-- Opening Marker --

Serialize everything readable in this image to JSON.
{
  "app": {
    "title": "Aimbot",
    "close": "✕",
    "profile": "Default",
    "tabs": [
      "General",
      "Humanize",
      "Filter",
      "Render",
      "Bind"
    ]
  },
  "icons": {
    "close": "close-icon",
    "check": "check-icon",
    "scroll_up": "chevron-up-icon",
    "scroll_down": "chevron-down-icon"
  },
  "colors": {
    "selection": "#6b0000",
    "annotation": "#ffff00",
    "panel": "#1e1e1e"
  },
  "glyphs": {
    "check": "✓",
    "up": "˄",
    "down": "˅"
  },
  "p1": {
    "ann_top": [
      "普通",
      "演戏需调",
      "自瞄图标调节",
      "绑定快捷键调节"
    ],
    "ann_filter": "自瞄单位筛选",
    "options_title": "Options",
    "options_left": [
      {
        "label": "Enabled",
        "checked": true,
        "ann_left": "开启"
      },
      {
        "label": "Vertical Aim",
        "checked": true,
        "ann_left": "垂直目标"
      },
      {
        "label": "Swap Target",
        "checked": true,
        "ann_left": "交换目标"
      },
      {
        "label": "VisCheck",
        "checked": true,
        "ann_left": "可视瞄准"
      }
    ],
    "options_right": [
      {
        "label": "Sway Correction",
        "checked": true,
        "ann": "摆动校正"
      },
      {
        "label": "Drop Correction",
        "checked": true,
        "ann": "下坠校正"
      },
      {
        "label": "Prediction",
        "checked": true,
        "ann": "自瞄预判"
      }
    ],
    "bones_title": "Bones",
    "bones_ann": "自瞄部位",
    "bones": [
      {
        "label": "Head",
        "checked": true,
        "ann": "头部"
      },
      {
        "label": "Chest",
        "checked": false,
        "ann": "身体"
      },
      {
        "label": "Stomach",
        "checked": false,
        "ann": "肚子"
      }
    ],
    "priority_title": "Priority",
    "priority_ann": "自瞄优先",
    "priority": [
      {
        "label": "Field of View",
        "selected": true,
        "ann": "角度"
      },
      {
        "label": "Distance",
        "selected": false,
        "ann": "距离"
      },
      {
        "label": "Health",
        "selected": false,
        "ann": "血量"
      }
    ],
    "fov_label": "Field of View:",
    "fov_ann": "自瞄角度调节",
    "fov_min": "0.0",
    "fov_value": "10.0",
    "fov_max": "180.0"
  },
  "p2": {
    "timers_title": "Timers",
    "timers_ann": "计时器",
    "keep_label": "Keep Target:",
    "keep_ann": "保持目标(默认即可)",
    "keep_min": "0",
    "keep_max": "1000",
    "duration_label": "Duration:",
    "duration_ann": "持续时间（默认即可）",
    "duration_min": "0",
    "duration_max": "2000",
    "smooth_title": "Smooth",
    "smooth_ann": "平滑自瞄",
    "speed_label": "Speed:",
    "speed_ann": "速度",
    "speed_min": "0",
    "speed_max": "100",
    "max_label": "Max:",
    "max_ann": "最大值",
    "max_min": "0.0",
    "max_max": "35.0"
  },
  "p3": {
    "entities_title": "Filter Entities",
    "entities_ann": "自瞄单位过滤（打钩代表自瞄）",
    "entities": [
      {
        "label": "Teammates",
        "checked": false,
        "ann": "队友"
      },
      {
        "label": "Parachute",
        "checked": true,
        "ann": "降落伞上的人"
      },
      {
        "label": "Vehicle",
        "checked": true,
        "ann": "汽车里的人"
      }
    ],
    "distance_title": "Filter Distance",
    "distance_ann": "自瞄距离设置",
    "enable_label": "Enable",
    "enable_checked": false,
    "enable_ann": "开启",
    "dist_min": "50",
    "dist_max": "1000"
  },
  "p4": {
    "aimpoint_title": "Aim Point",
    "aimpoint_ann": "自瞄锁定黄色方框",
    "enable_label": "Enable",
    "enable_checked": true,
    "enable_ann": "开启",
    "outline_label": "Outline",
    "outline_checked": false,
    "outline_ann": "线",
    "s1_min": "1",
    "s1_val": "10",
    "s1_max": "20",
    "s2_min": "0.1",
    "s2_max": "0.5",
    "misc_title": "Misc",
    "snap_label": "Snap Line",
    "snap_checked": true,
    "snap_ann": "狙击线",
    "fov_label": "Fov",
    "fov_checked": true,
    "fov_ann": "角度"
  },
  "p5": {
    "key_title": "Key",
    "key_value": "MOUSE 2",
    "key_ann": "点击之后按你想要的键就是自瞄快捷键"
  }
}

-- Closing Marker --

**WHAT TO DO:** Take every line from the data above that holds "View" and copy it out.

**EXERCISE RESPONSE:**
        "label": "Field of View",
    "fov_label": "Field of View:",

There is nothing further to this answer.